I like to think I’m reasonably up to date with what’s happening, especially when it comes to studying and learning but I have to confess I have only recently come across what are called “study with me videos”, which have actually been around for more than 5 years. Study with me videos are exactly what they say they are, a type of video in which people prepare for an exam on camera, while others watch and study at the same time, it’s literally a video of someone studying, either live streamed or recorded.
Before we go any further its worth taking a look at some of these videos.
Firstly, Thomas Frank who describes himself as a video creator and writer with a focus on productivity, learning, and personal development. Thomas has a huge following on YouTube with nearly three million subscribers, although he offers far more than just study with me videos, here is one of his, a 25-Minute Pomodoro Session.
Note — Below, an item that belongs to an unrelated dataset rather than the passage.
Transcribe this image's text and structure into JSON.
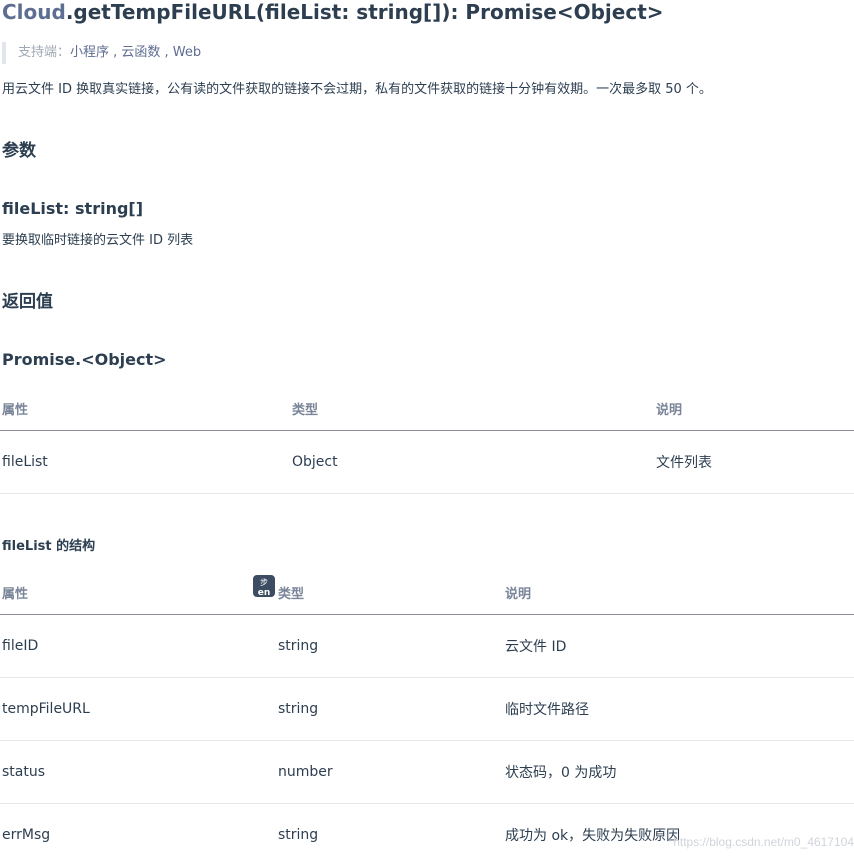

Secondly a Korean YouTuber who broadcasts under the name of “the man sitting next to me”. In Korean they call making these video gongbang, which translates to “study broadcast”. Normally the man sitting next to me live streams but here is a recording with a background rain sound effect thrown in for good measure.
And thirdly Jamie Lee, who lives in New York and has a YouTube channel called “The Strive to Fit.” She started her channel when she was in medical school but even though she has now qualified as a doctor she continues to broadcast. Unlike The Man Sitting Next to Me, Jamie’s “study with me” video are pre-recorded. Two clips from Jamie, the first a typical study session, with background music, its already had 1.3 million views, and secondly a get to know me video where Jamie answers questions.
What purpose do they serve?
As you can see from these videos each person has their own individual style with some streaming live whilst others are pre-recorded and slightly more professional with music, the sound of rain or pen on paper etc. As a slight aside if you just want the background noise and a relaxing scene, here are a few more videos, an ancient library with a roaring fire, a cosy library with jazz playing in the background and heavy rain that will apparently help you throw away that stress.
But what’s the point of these videos, why do people find them helpful?
- Motivational and help with feelings of isolation – the YouTubers who make these videos are all students, they are therefore by definition the same as the people watching, and if they can sit down for two and a half hours and study, I guess you can do the same. Rather than getting in with a “bad crowd” you’re in with the good guys, they are hardworking, studious, and ambitious, their behaviour and attitude can and does rub off. This is consistent with Albert Banduras social learning theory, where he discovered that when people observe others they begin to model and imitate their behaviours. In addition, these are communities, comments are made underneath the videos by the many students that watch them, reminding you that you are not alone, and that others are feeling the same pressures. These YouTubers often connect on a personal level, by explaining why they work so hard and sharing details of their personal lives, successes and failures. To all intents and purpose, they are your study buddy.
- Excellent for time management – the Pomodoro technique, which was mentioned above is where you break your studying down into short 25-minute sessions, these videos work very much in the same way by helping manage your time. In fact, as you saw in the Thomas Frank video, he actually studies for exactly 25 minutes. There is also some evidence to show that studying like this in short bursts helps with memory and improved attention.
- An inspiring learning environment – environment plays an important when it comes to learning, having a physical location where you study can get you into the right mood as soon as you enter it. It’s one of the reasons people go to a library, you know that before you walk through those doors what you are there for and need to do. As a result, when you sit down at your desk open up your laptop and put on your study with me video, it’s time to start work.
- Good study practice – in addition to producing the study with me videos many YouTubers will offer up study tips such as how to use mind maps, memory skills, effective note taking etc.
- But the research shows that silence is the best – it may be that the sound of rain or the scribbles of a pen on paper help you feel less isolated, almost all of the research in this area has shown that problem solving and memory recall tasks are performed better in silence. As a result, there may be a time when you would be best just turning the sound down.
- They help the YouTuber as well – most of those making these videos acknowledge that because they feel a responsibility to their fellow students it motivates them to study as well.
One final observation about these videos they are not collaborative in the sense that students work together in order to solve a problem, that’s just not what they are trying to achieve.
But which one is best, Top Gun or study with me videos?
In the interests of balance, here is the trailer for Top Gun: Maverick for you to decide for yourself.